Understanding the position and dynamics of potential collaborators within a spectrum of academic technology research – from the deeply fundamental through to application driven research – is extremely helpful when determining the best fit.
Setting up technology transfer transactions can be a minefield in which programs can fail, despite having excellent technology and market potential, because of the inability to agree terms.
This, the final instalment of three podcasts, draws on the international R&D management experience of Cameron Begley.
Allison Haitz discusses with Cameron Begley science and technology collaborations between industry and academia, in particular the idea that a dynamic equilibrium exists across this spectrum from pure science to applied technology. Academic groups will have a characteristic position in that equilibrium at any point in time but this can change given the appropriate management and flexibility. It is rare, however, for an academic group to focus across the entire spectrum at any one point in time.
“The challenge is to identify where an individual, team, group, or an institute sits within a spectrum of academic technology research and how it manoeuvres itself across that equilibrium,” remarks Cameron.
In particular, there are some subtle but crucial considerations when considering collaborations.
- Assessing the institutional fit between potential collaborators
- Technology transfer transactions
Policies are fundamental in all organisations and vary enormously.
Understanding the constraints of specific organisational policies versus preferences driving a collaborators position eases navigation through to agreement in this complex field. Creativity is an asset in these situations.
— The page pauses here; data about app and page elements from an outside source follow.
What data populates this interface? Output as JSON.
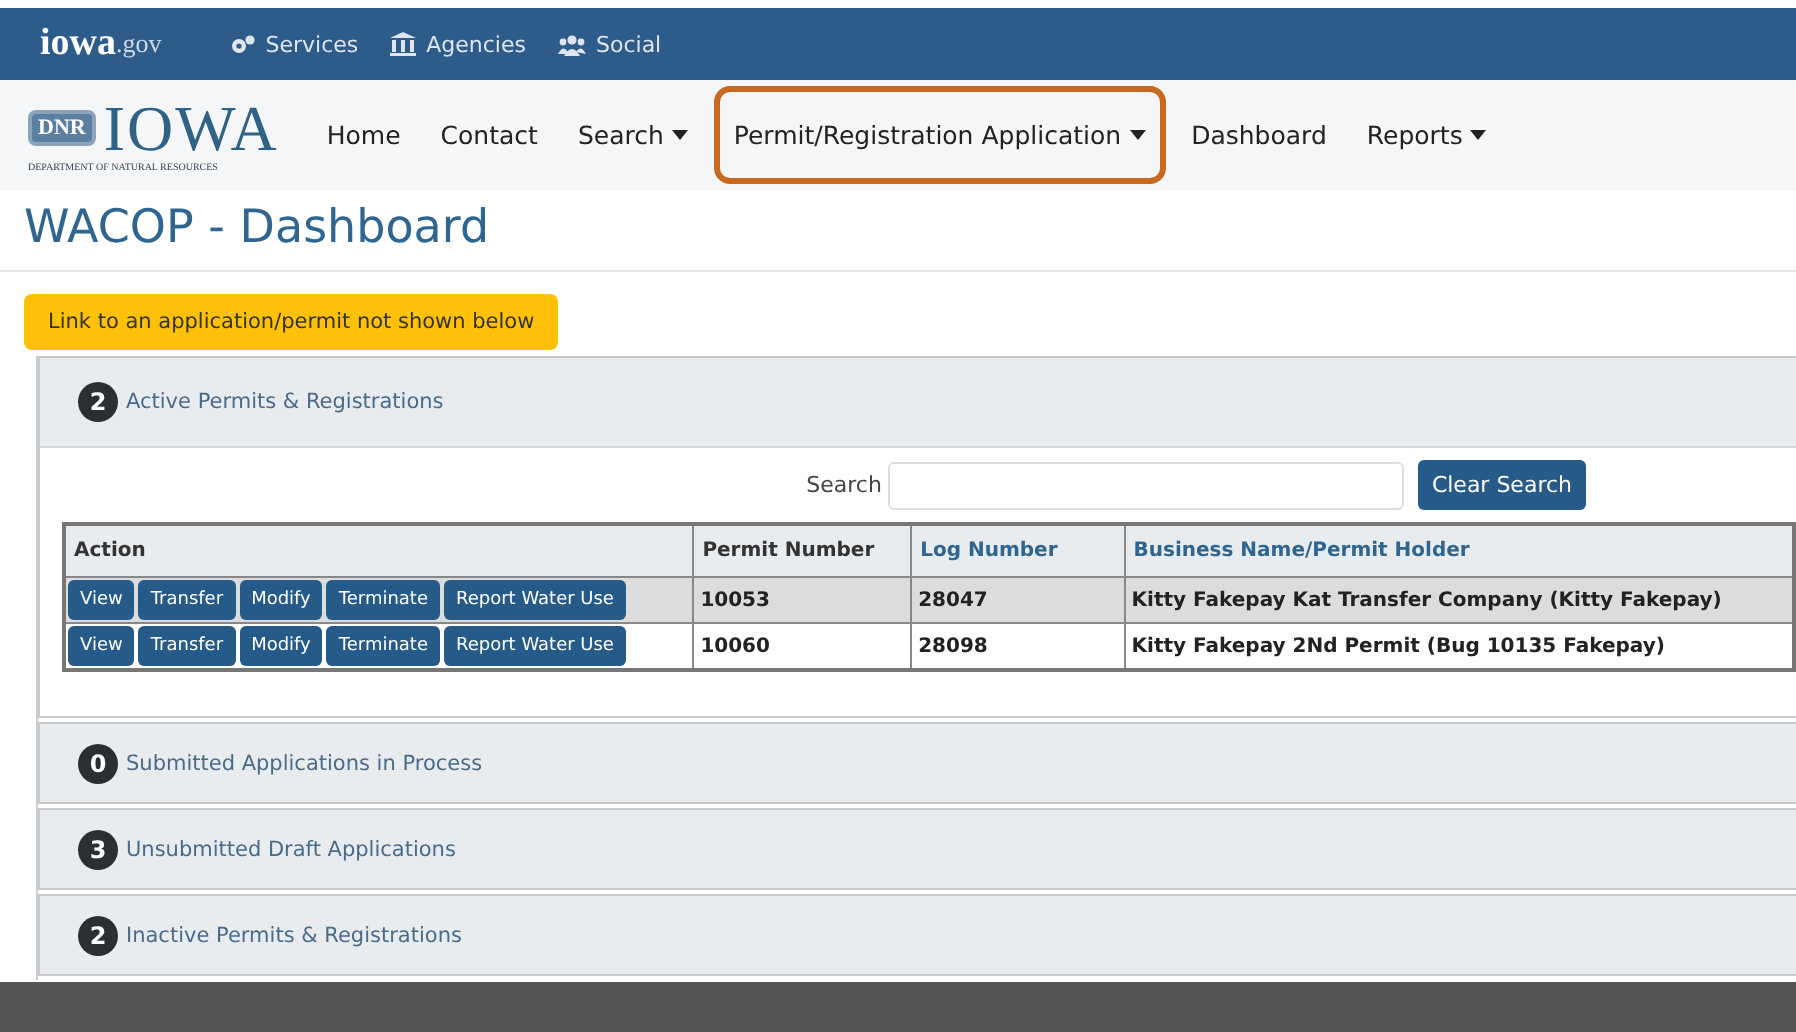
{
  "top_bar": {
    "logo": {
      "main": "iowa",
      "suffix": ".gov"
    },
    "links": [
      {
        "kind": "services",
        "label": "Services"
      },
      {
        "kind": "agencies",
        "label": "Agencies"
      },
      {
        "kind": "social",
        "label": "Social"
      }
    ]
  },
  "nav": {
    "logo": {
      "badge": "DNR",
      "name": "IOWA",
      "subtitle": "DEPARTMENT OF NATURAL RESOURCES"
    },
    "items": [
      {
        "label": "Home",
        "dropdown": false,
        "highlighted": false
      },
      {
        "label": "Contact",
        "dropdown": false,
        "highlighted": false
      },
      {
        "label": "Search",
        "dropdown": true,
        "highlighted": false
      },
      {
        "label": "Permit/Registration Application",
        "dropdown": true,
        "highlighted": true
      },
      {
        "label": "Dashboard",
        "dropdown": false,
        "highlighted": false
      },
      {
        "label": "Reports",
        "dropdown": true,
        "highlighted": false
      }
    ]
  },
  "page_title": "WACOP - Dashboard",
  "link_button": "Link to an application/permit not shown below",
  "panels": [
    {
      "count": "2",
      "title": "Active Permits & Registrations",
      "expanded": true
    },
    {
      "count": "0",
      "title": "Submitted Applications in Process",
      "expanded": false
    },
    {
      "count": "3",
      "title": "Unsubmitted Draft Applications",
      "expanded": false
    },
    {
      "count": "2",
      "title": "Inactive Permits & Registrations",
      "expanded": false
    }
  ],
  "search": {
    "label": "Search",
    "button": "Clear Search"
  },
  "table": {
    "columns": [
      {
        "label": "Action",
        "sortable": false
      },
      {
        "label": "Permit Number",
        "sortable": false
      },
      {
        "label": "Log Number",
        "sortable": true
      },
      {
        "label": "Business Name/Permit Holder",
        "sortable": true
      }
    ],
    "rows": [
      {
        "actions": [
          "View",
          "Transfer",
          "Modify",
          "Terminate",
          "Report Water Use"
        ],
        "permit_number": "10053",
        "log_number": "28047",
        "business": "Kitty Fakepay Kat Transfer Company (Kitty Fakepay)",
        "selected": true
      },
      {
        "actions": [
          "View",
          "Transfer",
          "Modify",
          "Terminate",
          "Report Water Use"
        ],
        "permit_number": "10060",
        "log_number": "28098",
        "business": "Kitty Fakepay 2Nd Permit (Bug 10135 Fakepay)",
        "selected": false
      }
    ]
  }
}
“Resilience is a necessary condition for success…” Cameron observes.
If you are having difficulties with the player above you can listen on Soundcloud here.